- Older adults with higher dietary intakes of flavonols had lower risk for Alzheimer’s dementia in this prospective cohort study.
- Reduction seen even after adjustment for age, sex, education, APOE ɛ4 status, and participation in cognitive and physical activities.
Why this matters
- Options for preventing and treating Alzheimer’s dementia are limited.
- During median 6.1-year follow-up, 23.9% participants received an Alzheimer’s dementia diagnosis.
- Dietary flavonol intake was inversely associated with adjusted risk in Cox proportional hazards models.
- Highest vs lowest quintile of intake (HRs):
- Total flavonols: 0.52 (P=.006);
- Kaempferol: 0.50 (P=.002);
- Myricetin: 0.62 (P=.03); and
- Isorhamnetin: 0.62 (P=.02).
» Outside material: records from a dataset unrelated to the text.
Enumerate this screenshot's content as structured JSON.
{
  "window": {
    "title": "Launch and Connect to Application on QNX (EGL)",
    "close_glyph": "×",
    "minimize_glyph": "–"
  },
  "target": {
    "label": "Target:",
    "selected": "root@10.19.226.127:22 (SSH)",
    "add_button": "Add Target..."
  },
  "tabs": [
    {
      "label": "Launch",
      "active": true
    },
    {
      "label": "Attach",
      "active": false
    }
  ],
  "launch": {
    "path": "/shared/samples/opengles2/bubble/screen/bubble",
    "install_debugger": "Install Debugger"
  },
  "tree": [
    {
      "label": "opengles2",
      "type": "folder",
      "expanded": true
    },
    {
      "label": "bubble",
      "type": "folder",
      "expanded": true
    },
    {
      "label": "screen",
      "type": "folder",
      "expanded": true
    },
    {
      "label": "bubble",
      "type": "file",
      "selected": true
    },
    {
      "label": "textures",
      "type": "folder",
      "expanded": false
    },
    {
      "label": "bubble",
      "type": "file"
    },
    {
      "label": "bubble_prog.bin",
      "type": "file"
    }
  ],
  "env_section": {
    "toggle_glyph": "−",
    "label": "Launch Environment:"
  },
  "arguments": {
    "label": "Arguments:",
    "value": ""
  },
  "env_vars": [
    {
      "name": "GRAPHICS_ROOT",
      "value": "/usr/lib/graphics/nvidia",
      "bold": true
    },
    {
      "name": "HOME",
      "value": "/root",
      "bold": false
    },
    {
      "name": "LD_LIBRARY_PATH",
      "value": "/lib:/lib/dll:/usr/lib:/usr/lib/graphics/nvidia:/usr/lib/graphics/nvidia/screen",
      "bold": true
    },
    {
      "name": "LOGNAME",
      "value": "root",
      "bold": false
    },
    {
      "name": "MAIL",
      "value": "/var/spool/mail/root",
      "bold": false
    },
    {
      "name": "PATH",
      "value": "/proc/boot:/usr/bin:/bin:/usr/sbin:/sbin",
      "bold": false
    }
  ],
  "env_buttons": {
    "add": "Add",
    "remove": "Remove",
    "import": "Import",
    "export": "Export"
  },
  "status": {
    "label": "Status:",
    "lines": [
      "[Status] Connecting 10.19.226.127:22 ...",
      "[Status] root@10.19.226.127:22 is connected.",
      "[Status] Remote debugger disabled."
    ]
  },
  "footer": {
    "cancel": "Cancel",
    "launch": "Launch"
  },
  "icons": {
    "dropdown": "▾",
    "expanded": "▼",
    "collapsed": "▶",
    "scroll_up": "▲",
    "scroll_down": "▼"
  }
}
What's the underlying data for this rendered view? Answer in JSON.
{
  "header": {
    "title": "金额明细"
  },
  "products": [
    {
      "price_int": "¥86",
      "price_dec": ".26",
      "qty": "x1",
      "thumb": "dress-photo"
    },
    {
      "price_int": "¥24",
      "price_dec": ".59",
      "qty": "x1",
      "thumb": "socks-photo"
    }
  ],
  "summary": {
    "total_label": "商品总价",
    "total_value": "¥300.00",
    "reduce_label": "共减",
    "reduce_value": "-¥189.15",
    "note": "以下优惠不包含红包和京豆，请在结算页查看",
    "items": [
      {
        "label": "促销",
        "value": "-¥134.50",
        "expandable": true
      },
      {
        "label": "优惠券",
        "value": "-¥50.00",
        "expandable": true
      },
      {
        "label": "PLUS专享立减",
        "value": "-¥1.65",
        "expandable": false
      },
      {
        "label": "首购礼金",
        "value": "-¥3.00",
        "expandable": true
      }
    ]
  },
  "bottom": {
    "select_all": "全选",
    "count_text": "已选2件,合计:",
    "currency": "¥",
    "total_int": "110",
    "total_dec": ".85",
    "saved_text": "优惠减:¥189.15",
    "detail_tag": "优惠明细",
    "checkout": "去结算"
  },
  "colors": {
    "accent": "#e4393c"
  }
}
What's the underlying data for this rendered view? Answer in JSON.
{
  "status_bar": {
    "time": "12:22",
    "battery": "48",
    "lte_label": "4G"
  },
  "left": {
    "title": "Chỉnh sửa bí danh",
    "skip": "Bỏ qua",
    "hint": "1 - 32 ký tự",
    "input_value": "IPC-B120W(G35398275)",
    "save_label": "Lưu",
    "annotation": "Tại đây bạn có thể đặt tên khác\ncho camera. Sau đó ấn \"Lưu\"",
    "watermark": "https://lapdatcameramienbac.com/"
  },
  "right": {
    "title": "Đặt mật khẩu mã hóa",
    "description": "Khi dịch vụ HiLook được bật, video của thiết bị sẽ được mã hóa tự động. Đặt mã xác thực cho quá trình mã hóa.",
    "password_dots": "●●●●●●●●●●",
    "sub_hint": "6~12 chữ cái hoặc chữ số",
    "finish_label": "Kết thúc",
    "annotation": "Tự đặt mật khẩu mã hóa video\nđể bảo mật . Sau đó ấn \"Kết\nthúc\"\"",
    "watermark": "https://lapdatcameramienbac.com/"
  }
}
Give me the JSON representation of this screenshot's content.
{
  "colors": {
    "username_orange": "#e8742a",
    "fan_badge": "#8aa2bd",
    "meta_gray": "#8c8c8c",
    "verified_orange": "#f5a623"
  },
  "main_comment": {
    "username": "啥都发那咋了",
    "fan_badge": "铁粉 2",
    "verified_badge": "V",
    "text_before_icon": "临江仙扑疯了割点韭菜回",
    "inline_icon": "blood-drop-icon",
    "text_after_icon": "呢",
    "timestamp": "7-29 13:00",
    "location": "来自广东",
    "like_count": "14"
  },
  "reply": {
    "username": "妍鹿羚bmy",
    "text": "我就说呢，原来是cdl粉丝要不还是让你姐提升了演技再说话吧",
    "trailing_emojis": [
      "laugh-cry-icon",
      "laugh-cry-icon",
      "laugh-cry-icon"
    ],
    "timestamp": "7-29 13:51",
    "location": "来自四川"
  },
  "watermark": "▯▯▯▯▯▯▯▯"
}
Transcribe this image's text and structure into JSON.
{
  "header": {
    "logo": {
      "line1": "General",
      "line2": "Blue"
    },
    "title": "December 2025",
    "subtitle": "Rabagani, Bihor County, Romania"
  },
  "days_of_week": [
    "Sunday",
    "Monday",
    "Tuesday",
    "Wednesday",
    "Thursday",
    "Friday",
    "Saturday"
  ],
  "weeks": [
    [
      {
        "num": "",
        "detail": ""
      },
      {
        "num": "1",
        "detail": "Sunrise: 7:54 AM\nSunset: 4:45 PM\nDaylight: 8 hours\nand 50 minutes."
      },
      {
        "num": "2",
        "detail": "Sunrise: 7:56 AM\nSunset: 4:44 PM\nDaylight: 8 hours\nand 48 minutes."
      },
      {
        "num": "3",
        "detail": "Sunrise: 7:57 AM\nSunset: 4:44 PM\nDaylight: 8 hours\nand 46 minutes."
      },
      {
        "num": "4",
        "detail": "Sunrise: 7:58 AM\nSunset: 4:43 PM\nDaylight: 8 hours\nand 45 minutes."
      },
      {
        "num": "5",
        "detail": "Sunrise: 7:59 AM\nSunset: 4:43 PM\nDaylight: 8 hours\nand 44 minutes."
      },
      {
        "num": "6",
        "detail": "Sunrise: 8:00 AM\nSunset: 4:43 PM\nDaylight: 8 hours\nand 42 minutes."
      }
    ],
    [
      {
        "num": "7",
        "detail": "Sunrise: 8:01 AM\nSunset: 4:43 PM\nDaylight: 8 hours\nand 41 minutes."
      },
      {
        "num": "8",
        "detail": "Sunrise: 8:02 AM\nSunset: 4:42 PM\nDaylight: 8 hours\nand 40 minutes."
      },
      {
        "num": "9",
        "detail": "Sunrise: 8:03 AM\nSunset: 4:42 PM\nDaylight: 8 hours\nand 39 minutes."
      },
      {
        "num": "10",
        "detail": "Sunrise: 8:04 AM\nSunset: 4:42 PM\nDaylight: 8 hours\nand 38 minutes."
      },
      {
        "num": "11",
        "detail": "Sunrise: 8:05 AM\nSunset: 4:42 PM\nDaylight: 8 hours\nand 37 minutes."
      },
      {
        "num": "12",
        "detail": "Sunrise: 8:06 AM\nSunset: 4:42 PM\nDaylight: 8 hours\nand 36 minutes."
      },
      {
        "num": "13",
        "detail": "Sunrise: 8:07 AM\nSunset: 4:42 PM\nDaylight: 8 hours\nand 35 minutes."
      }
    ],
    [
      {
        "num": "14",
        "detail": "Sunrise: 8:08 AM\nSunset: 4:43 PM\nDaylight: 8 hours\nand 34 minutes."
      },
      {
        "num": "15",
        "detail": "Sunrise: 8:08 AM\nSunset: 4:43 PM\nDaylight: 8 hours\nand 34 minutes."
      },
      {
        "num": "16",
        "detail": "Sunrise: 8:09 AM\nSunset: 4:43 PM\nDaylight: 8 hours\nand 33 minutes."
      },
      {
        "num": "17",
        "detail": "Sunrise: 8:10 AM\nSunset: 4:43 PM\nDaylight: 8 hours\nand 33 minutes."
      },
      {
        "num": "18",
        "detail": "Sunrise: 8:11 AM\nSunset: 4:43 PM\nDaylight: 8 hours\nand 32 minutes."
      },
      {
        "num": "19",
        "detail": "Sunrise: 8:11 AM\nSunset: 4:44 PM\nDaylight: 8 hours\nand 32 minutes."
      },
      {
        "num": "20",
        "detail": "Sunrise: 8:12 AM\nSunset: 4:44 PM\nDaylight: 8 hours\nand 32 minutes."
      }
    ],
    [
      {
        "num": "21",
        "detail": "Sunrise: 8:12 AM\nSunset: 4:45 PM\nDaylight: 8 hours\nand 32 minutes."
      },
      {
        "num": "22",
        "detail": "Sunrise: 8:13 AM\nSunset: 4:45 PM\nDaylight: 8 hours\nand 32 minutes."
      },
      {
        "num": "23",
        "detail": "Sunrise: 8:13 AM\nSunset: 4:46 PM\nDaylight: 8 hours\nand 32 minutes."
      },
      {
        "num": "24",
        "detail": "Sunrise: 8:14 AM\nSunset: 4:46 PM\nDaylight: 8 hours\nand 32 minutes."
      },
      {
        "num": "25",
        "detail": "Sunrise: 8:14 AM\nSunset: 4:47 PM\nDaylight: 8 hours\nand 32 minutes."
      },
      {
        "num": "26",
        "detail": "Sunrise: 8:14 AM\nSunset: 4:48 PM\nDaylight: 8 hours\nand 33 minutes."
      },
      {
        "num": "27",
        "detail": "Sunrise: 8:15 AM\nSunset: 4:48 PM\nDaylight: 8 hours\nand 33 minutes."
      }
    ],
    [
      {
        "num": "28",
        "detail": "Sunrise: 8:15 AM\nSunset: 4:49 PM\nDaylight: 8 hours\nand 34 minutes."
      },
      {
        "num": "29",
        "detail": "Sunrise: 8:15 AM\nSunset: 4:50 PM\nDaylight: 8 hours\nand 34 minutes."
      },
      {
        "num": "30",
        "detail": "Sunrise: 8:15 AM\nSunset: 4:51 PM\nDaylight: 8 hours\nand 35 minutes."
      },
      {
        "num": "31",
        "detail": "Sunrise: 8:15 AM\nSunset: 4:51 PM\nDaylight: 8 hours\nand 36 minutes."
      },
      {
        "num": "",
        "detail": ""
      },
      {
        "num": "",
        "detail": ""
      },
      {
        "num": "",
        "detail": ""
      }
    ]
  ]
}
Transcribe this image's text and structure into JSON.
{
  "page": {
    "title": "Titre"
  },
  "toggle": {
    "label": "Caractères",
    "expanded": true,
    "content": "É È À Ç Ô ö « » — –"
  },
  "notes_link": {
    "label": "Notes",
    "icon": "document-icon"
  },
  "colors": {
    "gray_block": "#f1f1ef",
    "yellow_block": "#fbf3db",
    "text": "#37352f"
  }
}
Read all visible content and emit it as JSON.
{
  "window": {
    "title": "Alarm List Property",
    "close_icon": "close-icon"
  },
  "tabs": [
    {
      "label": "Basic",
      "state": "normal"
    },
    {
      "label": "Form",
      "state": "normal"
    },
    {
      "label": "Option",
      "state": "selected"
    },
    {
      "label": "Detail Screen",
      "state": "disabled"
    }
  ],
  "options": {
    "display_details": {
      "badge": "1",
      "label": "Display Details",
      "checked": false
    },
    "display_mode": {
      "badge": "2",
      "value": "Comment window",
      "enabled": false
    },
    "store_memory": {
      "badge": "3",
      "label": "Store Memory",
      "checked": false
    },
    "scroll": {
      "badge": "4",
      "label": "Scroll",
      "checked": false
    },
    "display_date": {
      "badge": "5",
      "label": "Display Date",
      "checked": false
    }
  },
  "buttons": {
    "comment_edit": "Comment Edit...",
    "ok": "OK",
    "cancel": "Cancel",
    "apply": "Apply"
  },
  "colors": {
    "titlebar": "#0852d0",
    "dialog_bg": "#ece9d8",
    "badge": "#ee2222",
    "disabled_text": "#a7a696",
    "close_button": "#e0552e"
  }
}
- Only a trend seen for quercetin intake (HR, 0.70; P=.06).
- Total flavonol intake: 5.3 mg/day in lowest quintile, 15.3 mg/day in highest.
- Community-based prospective cohort study of 921 dementia-free older adults (mean age, 81.2 years) in the Rush Memory and Aging Project.
- Diet assessed with food frequency questionnaire at annual evaluations.
- Main outcome: clinician-diagnosed Alzheimer’s dementia.
- Funding: NIH; National Institute on Aging; USDA Agricultural Research Service.
- Residual and unmeasured confounding.
- Recall and self-reporting bias for diet.
- Uncertain generalizability to nonwhite, low-education, nonvolunteer populations.
- Possibility that subclinical Alzheimer’s dementia led to altering diet.